Meet Fannie Lou Hamer
March 16, 2021
The remarkable Fannie Lou Hamer (1917-1977) was the last of 20 children. She was six years old when she began picking cotton with her family in Mississippi. Hamer was well into her adult years when she became interested in the civil rights movement.
Her activism focused on voter registration which began August 31, 1962, when she and others tried unsuccessfully to register to vote. When she told her boss what she had done he immediately fired her and kicked her off the plantation. She had learned about voting rights through the Student Nonviolent Coordinating Committee. “They talked about how it was our right, that we could register and vote,” Hamer recounted. “I had never heard until 1962 that black people could register and vote.”
She traveled extensively in Mississippi working to register more black voters. With only a sixth grade education, her public speaking lacked eloquence but was powerful in the connection she made with her audiences. Her courage and determination kept her going despite the violence she experienced from white supremacists.
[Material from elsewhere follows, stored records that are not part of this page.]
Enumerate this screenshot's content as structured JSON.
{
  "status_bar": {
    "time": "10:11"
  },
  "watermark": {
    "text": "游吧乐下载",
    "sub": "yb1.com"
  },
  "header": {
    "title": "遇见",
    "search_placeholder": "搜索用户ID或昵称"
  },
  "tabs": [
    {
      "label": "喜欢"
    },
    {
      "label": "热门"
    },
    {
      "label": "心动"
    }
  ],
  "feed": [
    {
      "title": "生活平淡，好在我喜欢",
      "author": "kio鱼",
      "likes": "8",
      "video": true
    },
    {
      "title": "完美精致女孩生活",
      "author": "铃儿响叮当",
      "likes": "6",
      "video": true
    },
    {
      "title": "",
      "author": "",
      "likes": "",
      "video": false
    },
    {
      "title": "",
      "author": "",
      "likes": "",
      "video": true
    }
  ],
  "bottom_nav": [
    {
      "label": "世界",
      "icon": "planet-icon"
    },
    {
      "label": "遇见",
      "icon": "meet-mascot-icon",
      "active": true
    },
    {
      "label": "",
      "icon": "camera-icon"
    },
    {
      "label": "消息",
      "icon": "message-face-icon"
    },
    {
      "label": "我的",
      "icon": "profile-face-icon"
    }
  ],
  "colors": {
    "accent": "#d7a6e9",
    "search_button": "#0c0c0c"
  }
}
Advocacy for voting rights and related political activities moved her into the national arena. “I’m Sick and Tired of Being Sick and Tired” is the title of her speech delivered in Harlem December 20, 1964. In it she shared her personal experience of injustice and physical abuse. Then she referenced the “You know it takes time” excuse often made for the lack of change. “For three hundred years we’ve given them time. And I’ve been tired so long, now I am sick and tired of being sick and tired, and we want change. . . . Not only do we need a change in the state of Mississippi, but we need a change here in Harlem. And it’s time for every American citizen to wake up because now the whole world is looking at this American society.”